Aside from the acting, the major sense of mood that León generates for "Mondays in the Sun" is garnered by his cinematography. The video is characterized by a preponderance of close-ups of the men's' faces, a highly nuanced approach that allows body language to do a great deal of the film's talking, even considering that the men do, indeed, talk a great deal in words. But the overall effect of León's video footage is an industrial bleakness, using grays, browns, yellows, and other earth-tones; he illustrates the aimlessness of life in a downtrodden place. The picture is presented on DVD in a Widescreen 1.85:1 Anamorphic format that is beautiful in its clarity.
Audio on the DVD is a Spanish Dolby Digital 5.1 track, with available subtitles in both English and Spanish. Although I speak little Spanish, I watched half the film without subtitles, and the film's message came through even though I did not understand exactly what the men were saying. Just as their facial expressions tell more than words, their words tend toward the understated, unemotional, with a blank tone that tells enough about their plight. Dialogue forms almost all aspects of the film's audio, and is nicely presented with the 5.1 track.
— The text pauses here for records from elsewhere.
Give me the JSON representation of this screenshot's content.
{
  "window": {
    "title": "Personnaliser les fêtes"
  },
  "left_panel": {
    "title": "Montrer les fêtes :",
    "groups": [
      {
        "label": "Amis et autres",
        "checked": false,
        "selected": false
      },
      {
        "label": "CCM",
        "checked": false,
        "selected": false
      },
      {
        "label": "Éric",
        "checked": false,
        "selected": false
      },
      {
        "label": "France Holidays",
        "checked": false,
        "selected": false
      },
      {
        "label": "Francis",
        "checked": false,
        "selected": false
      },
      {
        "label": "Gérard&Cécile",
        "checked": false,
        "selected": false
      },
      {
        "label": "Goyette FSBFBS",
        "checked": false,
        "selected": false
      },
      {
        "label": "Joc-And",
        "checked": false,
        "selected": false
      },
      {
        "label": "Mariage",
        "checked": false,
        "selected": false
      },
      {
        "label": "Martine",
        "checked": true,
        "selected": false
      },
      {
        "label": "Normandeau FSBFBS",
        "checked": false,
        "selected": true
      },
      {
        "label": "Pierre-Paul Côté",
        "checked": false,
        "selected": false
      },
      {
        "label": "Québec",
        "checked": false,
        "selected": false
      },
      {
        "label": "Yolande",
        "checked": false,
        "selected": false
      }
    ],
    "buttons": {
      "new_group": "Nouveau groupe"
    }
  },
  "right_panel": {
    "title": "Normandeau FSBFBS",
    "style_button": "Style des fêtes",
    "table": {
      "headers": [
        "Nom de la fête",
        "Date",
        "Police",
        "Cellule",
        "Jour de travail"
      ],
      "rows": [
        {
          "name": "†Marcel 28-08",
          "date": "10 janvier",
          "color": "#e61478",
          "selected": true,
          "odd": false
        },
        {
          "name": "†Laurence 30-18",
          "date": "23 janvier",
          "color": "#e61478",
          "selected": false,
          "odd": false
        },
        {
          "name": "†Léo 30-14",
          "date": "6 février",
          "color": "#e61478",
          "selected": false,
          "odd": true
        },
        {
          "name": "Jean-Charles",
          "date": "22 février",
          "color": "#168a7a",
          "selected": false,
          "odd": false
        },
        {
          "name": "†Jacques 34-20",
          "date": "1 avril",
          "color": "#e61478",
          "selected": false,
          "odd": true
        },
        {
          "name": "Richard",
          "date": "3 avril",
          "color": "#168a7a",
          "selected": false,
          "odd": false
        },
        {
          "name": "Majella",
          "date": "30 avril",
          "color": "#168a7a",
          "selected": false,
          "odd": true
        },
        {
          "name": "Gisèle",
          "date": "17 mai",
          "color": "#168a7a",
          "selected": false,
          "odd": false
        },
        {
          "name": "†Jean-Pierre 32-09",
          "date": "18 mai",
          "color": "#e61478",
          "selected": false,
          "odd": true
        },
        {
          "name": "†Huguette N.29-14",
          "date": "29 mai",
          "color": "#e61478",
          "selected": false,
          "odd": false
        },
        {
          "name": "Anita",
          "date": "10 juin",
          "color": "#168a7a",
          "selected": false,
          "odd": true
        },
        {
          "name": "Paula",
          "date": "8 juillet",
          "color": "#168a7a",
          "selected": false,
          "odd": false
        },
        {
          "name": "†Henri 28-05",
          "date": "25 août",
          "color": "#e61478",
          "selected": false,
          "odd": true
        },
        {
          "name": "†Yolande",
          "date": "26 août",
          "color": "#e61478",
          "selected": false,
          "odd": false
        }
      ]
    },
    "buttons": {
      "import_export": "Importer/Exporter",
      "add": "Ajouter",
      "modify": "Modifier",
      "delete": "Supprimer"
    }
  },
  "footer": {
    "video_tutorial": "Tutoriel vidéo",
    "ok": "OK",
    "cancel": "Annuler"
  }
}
A noticeable omission on the DVD release for "Mondays in the Sun" is a commentary track from Director León. Indeed, León won Best Director at the 2002 Goya Awards, with his film winning Best Film at the San Sebastian Film Festival – such accolades would certainly have justified some background commentary from the director as to the impetus behind his creation. Instead, the DVD contains a Making Of Featurette that is never sufficiently deep into the filmmaking process. In future, we can expect that Lions Gate will correct the deficiencies in this DVD release by adding additional significant Special Features.